A scene from an interview - blonde woman answers questions of two mature hiring managers.Do you have any experience with hiring people for a job?

Easy question when one has experience. In such a case, you should simply describe a positive experience with hiring your colleagues, people who stayed with the company, people who did a good job. No reason to mention a bad experience in this case.

And if you do not have any experience with hiring people, say that you plan to consult other people in the non-profit organization, asking them to help you with the interview template, and also to participate in the interviews.

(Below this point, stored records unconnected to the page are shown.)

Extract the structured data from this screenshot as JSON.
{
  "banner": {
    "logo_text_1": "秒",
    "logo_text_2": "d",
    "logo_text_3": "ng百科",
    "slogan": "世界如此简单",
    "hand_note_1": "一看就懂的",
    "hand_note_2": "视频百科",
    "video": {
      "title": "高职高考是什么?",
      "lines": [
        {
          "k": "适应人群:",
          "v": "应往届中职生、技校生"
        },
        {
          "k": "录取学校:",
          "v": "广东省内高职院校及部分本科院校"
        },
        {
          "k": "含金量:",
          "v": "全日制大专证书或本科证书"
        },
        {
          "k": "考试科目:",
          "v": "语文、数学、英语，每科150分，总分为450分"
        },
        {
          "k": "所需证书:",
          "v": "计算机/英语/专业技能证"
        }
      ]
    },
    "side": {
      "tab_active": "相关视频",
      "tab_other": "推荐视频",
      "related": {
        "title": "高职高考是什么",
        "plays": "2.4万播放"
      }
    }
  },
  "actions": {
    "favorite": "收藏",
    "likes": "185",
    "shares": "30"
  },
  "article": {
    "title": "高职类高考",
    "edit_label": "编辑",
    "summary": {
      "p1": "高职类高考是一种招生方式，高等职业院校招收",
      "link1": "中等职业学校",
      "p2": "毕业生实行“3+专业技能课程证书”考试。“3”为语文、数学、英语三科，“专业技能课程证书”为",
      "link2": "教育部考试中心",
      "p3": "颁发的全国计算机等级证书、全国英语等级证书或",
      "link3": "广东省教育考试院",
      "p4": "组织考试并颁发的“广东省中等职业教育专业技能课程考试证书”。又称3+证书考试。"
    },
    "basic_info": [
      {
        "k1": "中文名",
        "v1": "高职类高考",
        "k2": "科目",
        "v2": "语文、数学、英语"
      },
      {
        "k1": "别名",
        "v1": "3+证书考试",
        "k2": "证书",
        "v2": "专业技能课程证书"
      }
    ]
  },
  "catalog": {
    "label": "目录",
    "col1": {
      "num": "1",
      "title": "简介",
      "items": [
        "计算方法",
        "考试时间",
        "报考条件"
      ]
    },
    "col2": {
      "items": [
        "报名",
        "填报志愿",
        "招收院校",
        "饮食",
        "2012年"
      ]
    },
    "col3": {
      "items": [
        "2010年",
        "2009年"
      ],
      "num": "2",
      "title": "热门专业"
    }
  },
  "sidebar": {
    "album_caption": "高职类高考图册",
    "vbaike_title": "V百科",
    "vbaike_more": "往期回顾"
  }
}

Show them that you are a team player, and humble enough to ask for help when you need it.

 

Describe a conflict you had with one of your colleagues.

Another behavioral question. Talk about a conflict situation that ended well. Show them that your subordinates won’t be afraid of you, that you won’t let your authority to blind you.

The key is to demonstrate (on a situation that happened to you before) that you are ready to listen to the opinion of your colleagues, and can accept criticism of your work.

Constructive conflicts do actually often lead to new discoveries, ideas, and plans. Ensure the interviewers that you want to have only such conflicts with your colleagues, and would never initiate destructive conflicts after which people don’t speak together in the office anymore…

 

Other questions for the program director interview

  • What do you consider your greatest strength as a leader?
  • What would you do if you were behind schedule in the program?
  • What do you consider the most challenging aspect of this job?
  • How do you handle disappointment?
  • Why did you leave your last job? (Why do you want to leave your present job?)
  • Describe the biggest failure of your professional career.
  • Describe a time when you struggled to build a relationship with someone important. How did you eventually overcome that?
  • Describe a difficult decision you had to make in your professional career. How did making this decision affect you?
  • Describe a situation when you had to motivate someone in work (your colleague, your subordinate, or even your superior).
  • Why should we hire you, and not one of the other applicants?

 

Conclusion

Friendly handshake at the end of a job interview.Program director is an amazing job. You can find true fulfillment in this work, and grow both as a leader, and as a human being. But it is in no way an easy job, or an easy interview…

Prepare for the behavioral questions. Show the right attitude, and explain how your past experience helped you to get ready fort this role.

And if you are not sure how to answer the questions, or interview for a job tomorrow and do not have much time to get ready, have a look at our Interview Success Package. Multiple great answers to all difficult behavioral questions will help you greatly to prepare for this difficult interview.

We wish you good luck!

InterviewPenguin.com – Your best job interview coach since 2011

 

May also interest you:

  • Leadership interview questions – An essential skill for every good manager, your leadership skills will be tested in an interview for virtually any managerial job. Are you ready to demonstrate them in an interview?
  • Project Manager Interview – One of the most exciting jobs you can have, and one of the toughest to get in a job interview…
  • How to answer interview questions – It is not only about what you say, but also how you say it in an interview.
Matthew Chulaw

Matthew Chulaw

Matthew has been working in international recruitment since 2008. He helps job seekers from all walks of life to pursue their career goals, and to prepare for their interviews. He is the founder of InterviewPenguin.com website.
Matthew Chulaw

Latest posts by Matthew Chulaw (see all)